▶ **Requirement**: Look through the material that follows and show every line with the string "Ortungsdienste".

▶ **Given records**:
***

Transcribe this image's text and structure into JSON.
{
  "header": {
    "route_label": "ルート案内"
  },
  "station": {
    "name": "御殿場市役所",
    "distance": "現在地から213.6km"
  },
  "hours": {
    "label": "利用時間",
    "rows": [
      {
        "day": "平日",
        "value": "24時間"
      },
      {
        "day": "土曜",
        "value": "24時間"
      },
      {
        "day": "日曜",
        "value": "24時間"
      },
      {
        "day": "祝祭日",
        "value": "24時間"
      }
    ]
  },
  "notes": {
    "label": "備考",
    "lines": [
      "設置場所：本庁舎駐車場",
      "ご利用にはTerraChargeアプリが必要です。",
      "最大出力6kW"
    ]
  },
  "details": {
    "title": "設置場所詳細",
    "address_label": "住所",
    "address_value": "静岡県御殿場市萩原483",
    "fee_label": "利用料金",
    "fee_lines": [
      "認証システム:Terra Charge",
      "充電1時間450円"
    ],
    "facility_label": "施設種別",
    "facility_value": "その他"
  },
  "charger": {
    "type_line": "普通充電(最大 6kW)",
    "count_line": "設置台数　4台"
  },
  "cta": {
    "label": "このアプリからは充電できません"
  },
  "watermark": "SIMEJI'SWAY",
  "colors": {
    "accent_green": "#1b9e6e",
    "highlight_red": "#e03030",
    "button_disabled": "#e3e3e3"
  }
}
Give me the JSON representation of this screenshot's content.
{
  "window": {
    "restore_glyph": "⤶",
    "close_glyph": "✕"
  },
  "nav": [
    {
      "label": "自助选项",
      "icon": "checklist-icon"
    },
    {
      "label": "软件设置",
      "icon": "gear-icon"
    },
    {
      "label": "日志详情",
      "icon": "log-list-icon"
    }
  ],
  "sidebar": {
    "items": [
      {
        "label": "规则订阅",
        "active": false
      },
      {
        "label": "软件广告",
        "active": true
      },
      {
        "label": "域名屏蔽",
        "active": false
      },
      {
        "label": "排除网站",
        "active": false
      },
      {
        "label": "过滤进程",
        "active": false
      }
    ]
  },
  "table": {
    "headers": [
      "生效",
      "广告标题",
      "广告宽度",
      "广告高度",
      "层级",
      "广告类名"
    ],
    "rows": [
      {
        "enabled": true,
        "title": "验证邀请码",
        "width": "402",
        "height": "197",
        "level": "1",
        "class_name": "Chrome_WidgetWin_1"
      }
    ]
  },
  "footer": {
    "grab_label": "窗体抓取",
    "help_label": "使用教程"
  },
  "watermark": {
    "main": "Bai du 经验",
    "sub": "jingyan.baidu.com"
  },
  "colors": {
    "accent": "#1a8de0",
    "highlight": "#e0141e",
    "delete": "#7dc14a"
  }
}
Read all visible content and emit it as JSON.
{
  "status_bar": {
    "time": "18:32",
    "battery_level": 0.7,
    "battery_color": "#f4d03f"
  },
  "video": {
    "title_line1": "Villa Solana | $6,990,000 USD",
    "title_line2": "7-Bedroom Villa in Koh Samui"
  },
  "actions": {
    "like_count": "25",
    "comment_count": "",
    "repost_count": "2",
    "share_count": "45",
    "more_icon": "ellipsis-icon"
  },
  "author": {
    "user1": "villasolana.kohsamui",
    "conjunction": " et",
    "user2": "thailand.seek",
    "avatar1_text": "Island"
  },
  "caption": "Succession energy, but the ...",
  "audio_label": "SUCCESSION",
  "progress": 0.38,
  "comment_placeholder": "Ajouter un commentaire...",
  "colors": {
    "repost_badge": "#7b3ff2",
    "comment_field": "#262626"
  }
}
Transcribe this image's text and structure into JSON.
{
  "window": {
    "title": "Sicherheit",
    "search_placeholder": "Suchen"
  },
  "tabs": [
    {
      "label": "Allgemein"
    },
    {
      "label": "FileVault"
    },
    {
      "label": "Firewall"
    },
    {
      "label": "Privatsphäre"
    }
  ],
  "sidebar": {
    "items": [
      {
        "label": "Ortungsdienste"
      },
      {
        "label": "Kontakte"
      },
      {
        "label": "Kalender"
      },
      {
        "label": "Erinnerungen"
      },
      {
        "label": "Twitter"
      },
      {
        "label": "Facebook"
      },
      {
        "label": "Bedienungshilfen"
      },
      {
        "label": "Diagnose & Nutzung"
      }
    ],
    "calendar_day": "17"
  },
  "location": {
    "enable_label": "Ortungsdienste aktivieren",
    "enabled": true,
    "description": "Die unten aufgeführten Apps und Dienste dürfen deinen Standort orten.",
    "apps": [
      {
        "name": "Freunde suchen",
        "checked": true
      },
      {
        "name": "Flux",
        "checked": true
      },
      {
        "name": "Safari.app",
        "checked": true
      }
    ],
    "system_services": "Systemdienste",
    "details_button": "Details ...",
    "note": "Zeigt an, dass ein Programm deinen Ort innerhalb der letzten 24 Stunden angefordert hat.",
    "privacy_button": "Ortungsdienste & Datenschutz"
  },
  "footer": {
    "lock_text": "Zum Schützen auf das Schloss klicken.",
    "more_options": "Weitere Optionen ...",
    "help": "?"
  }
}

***

▶ **Your solution**:
        "label": "Ortungsdienste"
    "enable_label": "Ortungsdienste aktivieren",
    "privacy_button": "Ortungsdienste & Datenschutz"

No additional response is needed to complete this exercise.